Easy access to therapists, telehealth, and remote work options are expected benefits nowadays for employee mental health support. But there is one benefit that can give employee mental health a significant boost…and you likely aren’t using it.
It’s a program that actively engages employees in quitting all forms of tobacco.
Connection between Mental Health and Smoking
About 1 in 5 U.S. adults has a mental health condition. These same individuals are more likely to smoke cigarettes than the population overall.
Research released by the CDC in December 2022 showed:
- 27% of adults with serious mental illness smoke
- 21% of adults with mild or moderate mental illness smoke
- 18% of adults with depression smoke
Unsurprisingly, states with the highest smoking rates overall also have the highest rates of smoking among people with mental illness. State-level smoking prevalence among adults with any mental illness ranged from 12% in Utah to 42% in Louisiana, with a median of 25%.
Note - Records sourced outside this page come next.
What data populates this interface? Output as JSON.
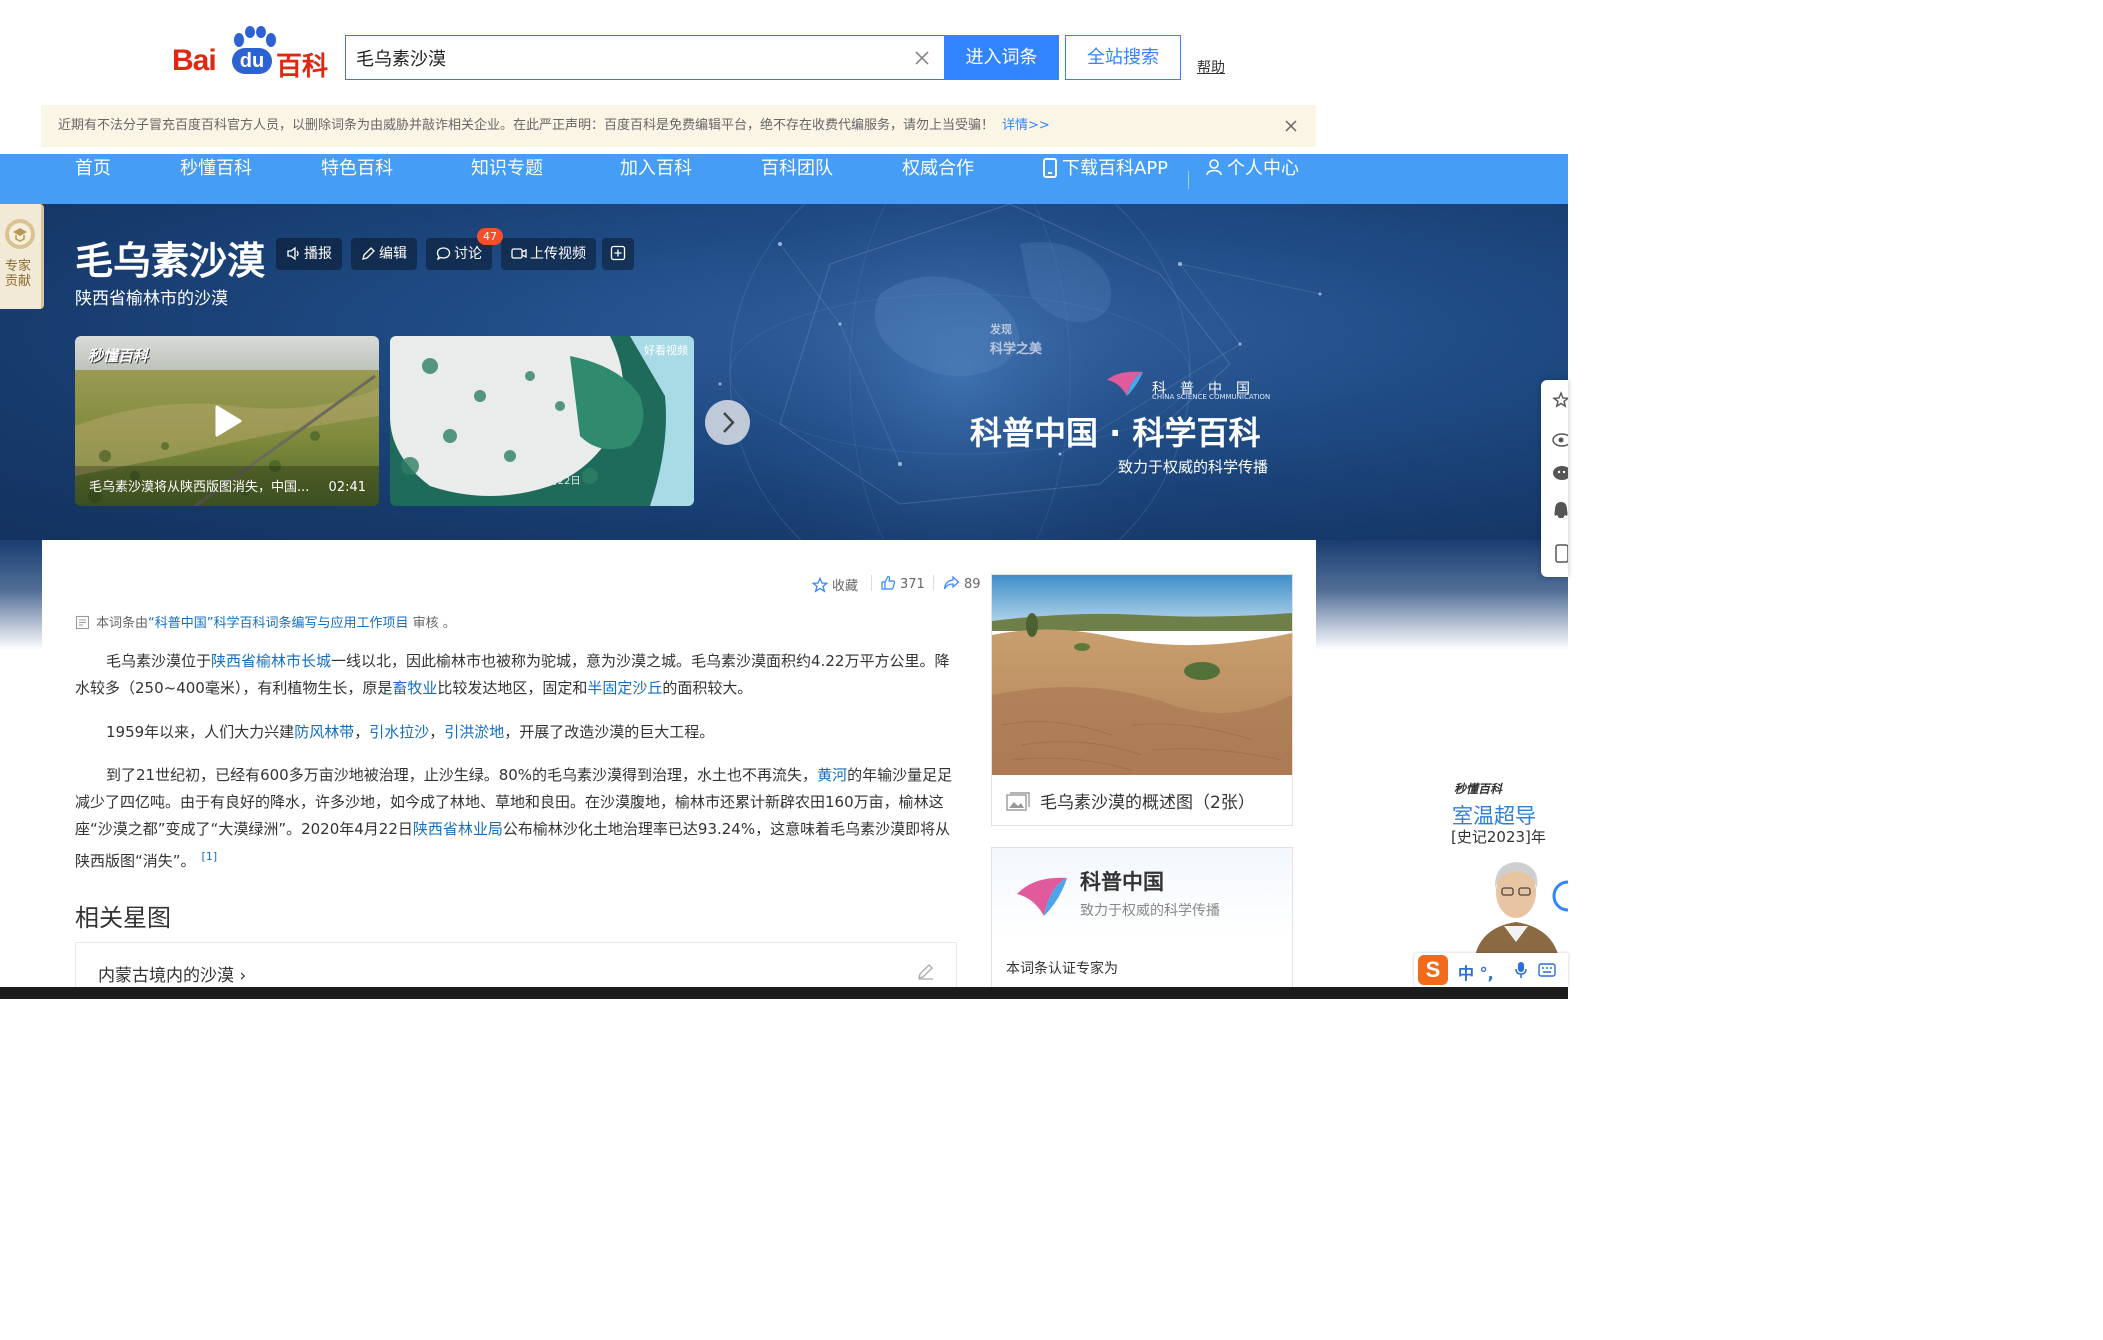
{
  "header": {
    "logo_text_bai": "Bai",
    "logo_text_du": "du",
    "logo_text_baike": "百科",
    "search_value": "毛乌素沙漠",
    "enter_button": "进入词条",
    "site_search_button": "全站搜索",
    "help_link": "帮助"
  },
  "notice": {
    "text": "近期有不法分子冒充百度百科官方人员，以删除词条为由威胁并敲诈相关企业。在此严正声明：百度百科是免费编辑平台，绝不存在收费代编服务，请勿上当受骗！",
    "detail_link": "详情>>"
  },
  "nav": {
    "items": [
      "首页",
      "秒懂百科",
      "特色百科",
      "知识专题",
      "加入百科",
      "百科团队",
      "权威合作"
    ],
    "download_app": "下载百科APP",
    "user_center": "个人中心"
  },
  "expert_tab": {
    "label": "专家贡献"
  },
  "entry": {
    "title": "毛乌素沙漠",
    "subtitle": "陕西省榆林市的沙漠",
    "tools": {
      "play": "播报",
      "edit": "编辑",
      "discuss": "讨论",
      "discuss_count": "47",
      "upload_video": "上传视频"
    }
  },
  "videos": [
    {
      "brand": "秒懂百科",
      "title": "毛乌素沙漠将从陕西版图消失，中国...",
      "duration": "02:41"
    },
    {
      "brand": "好看视频",
      "date": "2020年4月22日"
    }
  ],
  "banner": {
    "discover_line1": "发现",
    "discover_line2": "科学之美",
    "org_cn": "科普中国",
    "org_en": "CHINA SCIENCE COMMUNICATION",
    "slogan": "科普中国 · 科学百科",
    "sub": "致力于权威的科学传播"
  },
  "actions": {
    "favorite": "收藏",
    "likes": "371",
    "shares": "89"
  },
  "review_note": {
    "prefix": "本词条由",
    "link": "“科普中国”科学百科词条编写与应用工作项目",
    "suffix": " 审核 。"
  },
  "paragraphs": {
    "p1": {
      "t1": "毛乌素沙漠位于",
      "l1": "陕西省榆林市",
      "l2": "长城",
      "t2": "一线以北，因此榆林市也被称为驼城，意为沙漠之城。毛乌素沙漠面积约4.22万平方公里。降水较多（250~400毫米），有利植物生长，原是",
      "l3": "畜牧业",
      "t3": "比较发达地区，固定和",
      "l4": "半固定沙丘",
      "t4": "的面积较大。"
    },
    "p2": {
      "t1": "1959年以来，人们大力兴建",
      "l1": "防风林带",
      "s1": "，",
      "l2": "引水拉沙",
      "s2": "，",
      "l3": "引洪淤地",
      "t2": "，开展了改造沙漠的巨大工程。"
    },
    "p3": {
      "t1": "到了21世纪初，已经有600多万亩沙地被治理，止沙生绿。80%的毛乌素沙漠得到治理，水土也不再流失，",
      "l1": "黄河",
      "t2": "的年输沙量足足减少了四亿吨。由于有良好的降水，许多沙地，如今成了林地、草地和良田。在沙漠腹地，榆林市还累计新辟农田160万亩，榆林这座“沙漠之都”变成了“大漠绿洲”。2020年4月22日",
      "l2": "陕西省林业局",
      "t3": "公布榆林沙化土地治理率已达93.24%，这意味着毛乌素沙漠即将从陕西版图“消失”。",
      "ref": "[1]"
    }
  },
  "related": {
    "title": "相关星图",
    "link": "内蒙古境内的沙漠 ›"
  },
  "sidebar": {
    "image_caption": "毛乌素沙漠的概述图（2张）",
    "kp_title": "科普中国",
    "kp_sub": "致力于权威的科学传播",
    "kp_expert": "本词条认证专家为"
  },
  "promo": {
    "brand": "秒懂百科",
    "title": "室温超导",
    "sub": "[史记2023]年"
  },
  "ime": {
    "logo": "S",
    "lang": "中 °,"
  }
}
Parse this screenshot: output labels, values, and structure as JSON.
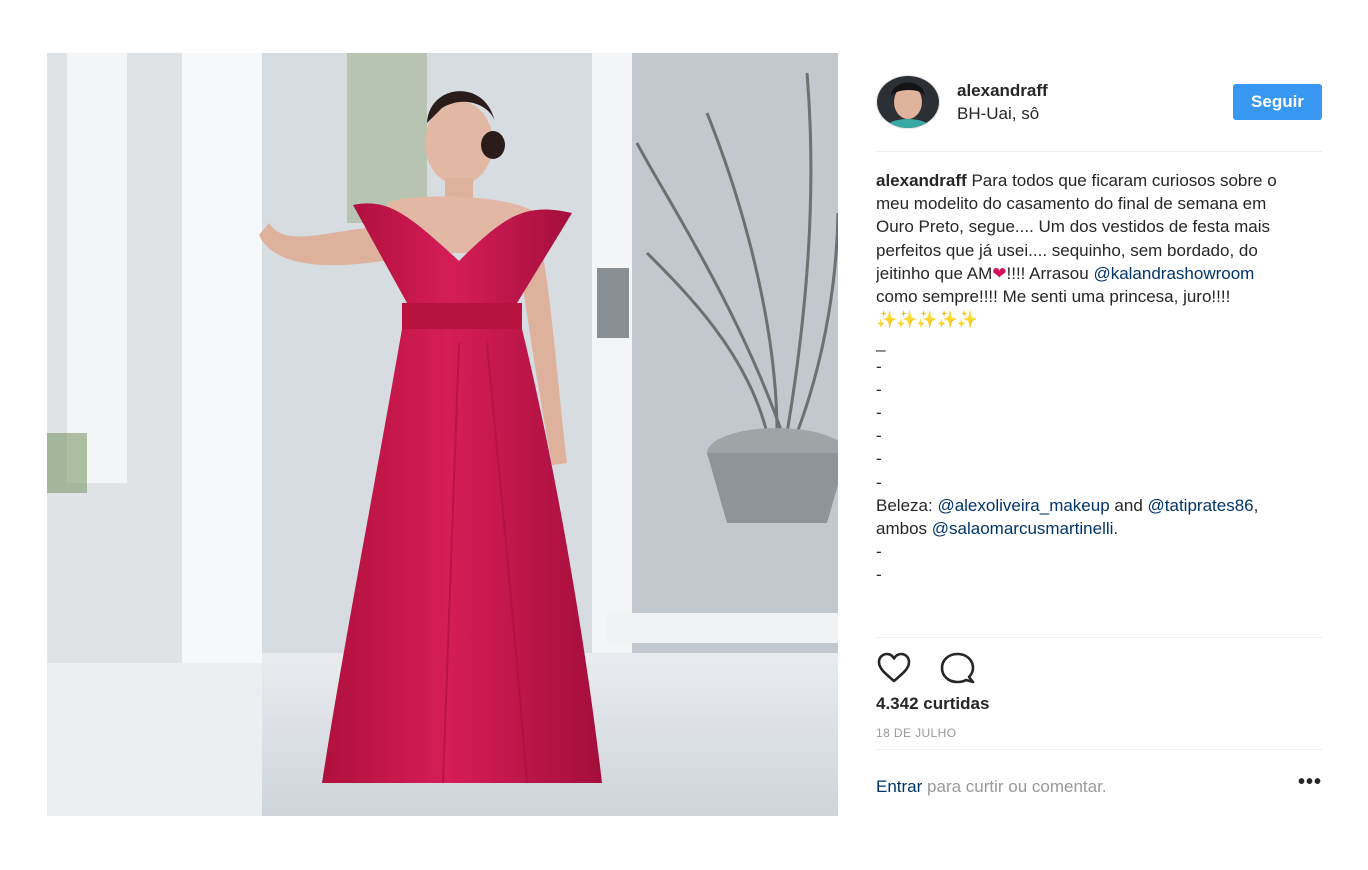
{
  "post": {
    "image_alt": "Woman in a red off-shoulder gown standing by a window",
    "user": {
      "username": "alexandraff",
      "location": "BH-Uai, sô",
      "follow_label": "Seguir"
    },
    "caption": {
      "author": "alexandraff",
      "text_1": "Para todos que ficaram curiosos sobre o meu modelito do casamento do final de semana em Ouro Preto, segue.... Um dos vestidos de festa mais perfeitos que já usei.... sequinho, sem bordado, do jeitinho que AM",
      "heart": "❤",
      "text_2": "!!!! Arrasou",
      "mention_1": "@kalandrashowroom",
      "text_3": "como sempre!!!! Me senti uma princesa, juro!!!!",
      "sparkles": "✨✨✨✨✨",
      "dashes": [
        "_",
        "-",
        "-",
        "-",
        "-",
        "-",
        "-"
      ],
      "beleza_label": "Beleza:",
      "mention_2": "@alexoliveira_makeup",
      "and_word": "and",
      "mention_3": "@tatiprates86",
      "ambos": ", ambos",
      "mention_4": "@salaomarcusmartinelli",
      "period": ".",
      "dashes_2": [
        "-",
        "-"
      ]
    },
    "likes": "4.342 curtidas",
    "date": "18 DE JULHO",
    "login": {
      "link": "Entrar",
      "text": "para curtir ou comentar."
    },
    "more_label": "•••",
    "icons": {
      "like": "heart-icon",
      "comment": "comment-icon",
      "more": "more-options-icon"
    },
    "colors": {
      "follow_button": "#3897f0",
      "link": "#003569",
      "dress": "#c8164e"
    }
  }
}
There are a variety of reasons, including lack of access to tobacco cessation services, myths about how tobacco products affect mental health, and misconceptions about people with mental illness who smoke.
Connection between Mental Health and Vaping
Although some people may believe that vaping is a safe way to use tobacco, there are troubling links between vaping nicotine and mental health.
Current e-cigarette users have double the odds of having a diagnosis of depression compared to those who have never vaped.
According to a JAMA study of nearly 30,000 current e-cigarette users above age 18, frequent vaping is associated with higher odds – 2.4X – of having a diagnosis of depression compared to never users.
Impact of Quitting on Mental Health
People who use tobacco go through multiple cycles of nicotine withdrawal every day. This creates a rollercoaster effect of feeling “hangry” for nicotine (irritable, distracted, fidgety, headache, nausea, etc.) followed by relief of those symptoms.
Those ups and downs take a real toll on overall mental wellbeing when they happen day after day, month after month. These long-term effects are serious, so much so that continued smoking is associated with higher levels of anxiety and depression.
The good news is that helping people quit tobacco can actually have a positive impact on their mental health. In fact, quitting smoking is associated with reduced depression, anxiety, and stress.
Yes, People with Mental Illness Want to Quit Tobacco
Think people with a mental illness who smoke don’t really want to quit? Or that their mental health issues are too big a challenge to be able to quit successfully? That’s another misconception.
Among a sample of adults who smoked and were hospitalized with mental illness, almost 2 out of 3 participants were interested in quitting. This suggests that adults who smoke and have mental illness are motivated to quit.
And for people with mental illness, quitting tobacco is not only possible but one of the best things that these individuals can do for their overall wellbeing.
What Employers Can Do
Today, providing comprehensive employee mental health support also means reducing barriers to access an evidence-based program for tobacco addiction.
To do this, it requires that your organization:
- Offers a robust quit-tobacco solution that effectively engages tobacco users in quitting.
- Uses a proven solution that helps build the skills and confidence people need to successfully quit.
- Applies an integrated approach across your benefits to ensure your mental health vendor knows about your quit-tobacco program and vice versa to refer employees in need.
At the EX Program, we offer all of this and more.
To see how our effective solutions for tobacco addiction can support employee mental, physical, and financial health initiatives, please contact us today.